Maybe I was Wrong …

… to think that the Schwarzengroper was too far ahead for the sexual-battery stuff to hurt him much.

The California recall race is tightening, though just how tight it’s getting is a matter of dispute. [*] The combination of the complaints from gropees (which I think is solid) and the Nazi stuff (which I think is thin, and less relevant than the Waldheim issue which somehow disappeared after Slate’s good account) is hurting Ahhnold in Round II, and weakening support for recalling Davis (Round I).

It still seems likely that when the smoke is cleared he’s going to be the Governator. He’s caught some breaks: the papers are referring to his misconduct as sexual, when it’s actually assaultive. No one that I’ve seen has called him on the fact that he had his campaign spokesman deny the charges which he now acknowledges were at least partly true; he seems to be getting credit for “forthrightness” because he followed that lie with at least a part of the truth relatively quickly. Nor has anyone picked up on Mickey Kaus’s point, which Susan Faludi echoes [*], that he’s much more a bully than a womanizer, getting his jollies by humiliating people — men as well as women — who aren’t in a position to hit back. In addition, no one has linked the accusation that he expressed admiration for Hitler in 1975 to the much solider fact that he supported a known Nazi war criminal for President of Austria a decade later.

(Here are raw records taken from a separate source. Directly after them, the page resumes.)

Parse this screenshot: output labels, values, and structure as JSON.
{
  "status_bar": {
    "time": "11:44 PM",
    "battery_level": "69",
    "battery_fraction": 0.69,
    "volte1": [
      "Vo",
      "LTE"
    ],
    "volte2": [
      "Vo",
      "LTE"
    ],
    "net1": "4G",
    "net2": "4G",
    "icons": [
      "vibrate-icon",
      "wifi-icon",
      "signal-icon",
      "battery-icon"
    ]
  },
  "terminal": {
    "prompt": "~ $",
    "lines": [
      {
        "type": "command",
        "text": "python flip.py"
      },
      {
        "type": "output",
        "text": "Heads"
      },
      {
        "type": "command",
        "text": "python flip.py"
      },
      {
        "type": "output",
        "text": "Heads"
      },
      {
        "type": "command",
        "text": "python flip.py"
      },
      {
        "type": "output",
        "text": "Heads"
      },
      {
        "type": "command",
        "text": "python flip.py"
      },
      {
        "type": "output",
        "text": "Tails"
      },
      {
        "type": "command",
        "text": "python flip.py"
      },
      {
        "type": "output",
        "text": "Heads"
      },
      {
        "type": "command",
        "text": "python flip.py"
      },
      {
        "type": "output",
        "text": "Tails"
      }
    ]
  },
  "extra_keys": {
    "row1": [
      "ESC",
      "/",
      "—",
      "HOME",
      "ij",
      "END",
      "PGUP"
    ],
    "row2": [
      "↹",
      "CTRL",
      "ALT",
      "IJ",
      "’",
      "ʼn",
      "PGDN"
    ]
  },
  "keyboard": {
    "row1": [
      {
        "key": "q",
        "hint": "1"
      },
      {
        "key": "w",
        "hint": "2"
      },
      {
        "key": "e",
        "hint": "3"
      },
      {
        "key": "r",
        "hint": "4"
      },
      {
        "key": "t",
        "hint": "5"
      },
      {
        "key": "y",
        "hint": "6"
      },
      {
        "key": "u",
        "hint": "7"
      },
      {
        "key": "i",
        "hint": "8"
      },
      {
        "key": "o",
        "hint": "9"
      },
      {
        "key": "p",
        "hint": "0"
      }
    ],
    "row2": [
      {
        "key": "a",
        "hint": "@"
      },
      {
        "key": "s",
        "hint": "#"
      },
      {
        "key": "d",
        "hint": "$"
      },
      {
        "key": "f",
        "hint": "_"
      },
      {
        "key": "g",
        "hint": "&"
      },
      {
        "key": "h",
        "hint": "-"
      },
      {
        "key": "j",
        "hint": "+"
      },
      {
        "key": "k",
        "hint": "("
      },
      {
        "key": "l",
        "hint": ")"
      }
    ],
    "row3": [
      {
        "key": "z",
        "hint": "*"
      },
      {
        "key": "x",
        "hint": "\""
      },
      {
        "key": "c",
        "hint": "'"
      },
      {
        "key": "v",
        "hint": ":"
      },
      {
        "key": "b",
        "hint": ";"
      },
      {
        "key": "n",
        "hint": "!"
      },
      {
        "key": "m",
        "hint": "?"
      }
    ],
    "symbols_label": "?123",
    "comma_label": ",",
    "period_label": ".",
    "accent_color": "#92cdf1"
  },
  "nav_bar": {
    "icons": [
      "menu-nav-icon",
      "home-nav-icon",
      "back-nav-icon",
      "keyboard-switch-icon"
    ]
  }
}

On the other hand, the charges keep piling up, and supporters are starting to back away: he lost one group of newspaper endorsements, and Mitt Romney suddenly decided not to come campaign for him.

So anyone who expresses a firm opinion right now about how the votes are going to stack up is talking through his hat; we know precisely nothing about turnout in a recall, and how it will be influenced by the latest developments. Schwarzenegger’s lead, and the lead for the recall, is among people who say they haven’t voted before but plan to this time. Who knows what they’re actually going to do? And who knows how many Democrats, disgusted with Davis, have been telling pollsters all along that they were “definitely” voting for the recall but won’t be able to bring themselves to do the foul deed when they confront that punchcard? [*]

And we (or at least I) still don’t know whether the LA Times has another nastygram for A.S. tomorrow morning. No, if I still had an active account with the Iowa Electronic Markets, I’d take a small flyer on “Davis In” at effective odds of 5 to 1.

That doesn’t mean I’m sure that it will be close: for all I know, things could break the other way, and the “Yes” vote could go to 60% and the Arnold vote to 50%.

What it does mean is that people like me, who might have cast a protest vote or just stayed home, are now going to go out and vote “No” and Bustamante. And even those who still prefer Bustamante to the other two alternatives will probably grit their teeth and vote “No” just for insurance.

Author: Mark Kleiman

Professor of Public Policy at the NYU Marron Institute for Urban Management and editor of the Journal of Drug Policy Analysis. Teaches about the methods of policy analysis about drug abuse control and crime control policy, working out the implications of two principles: that swift and certain sanctions don't have to be severe to be effective, and that well-designed threats usually don't have to be carried out. Books: Drugs and Drug Policy: What Everyone Needs to Know (with Jonathan Caulkins and Angela Hawken) When Brute Force Fails: How to Have Less Crime and Less Punishment (Princeton, 2009; named one of the "books of the year" by The Economist Against Excess: Drug Policy for Results (Basic, 1993) Marijuana: Costs of Abuse, Costs of Control (Greenwood, 1989) UCLA Homepage Curriculum Vitae Contact: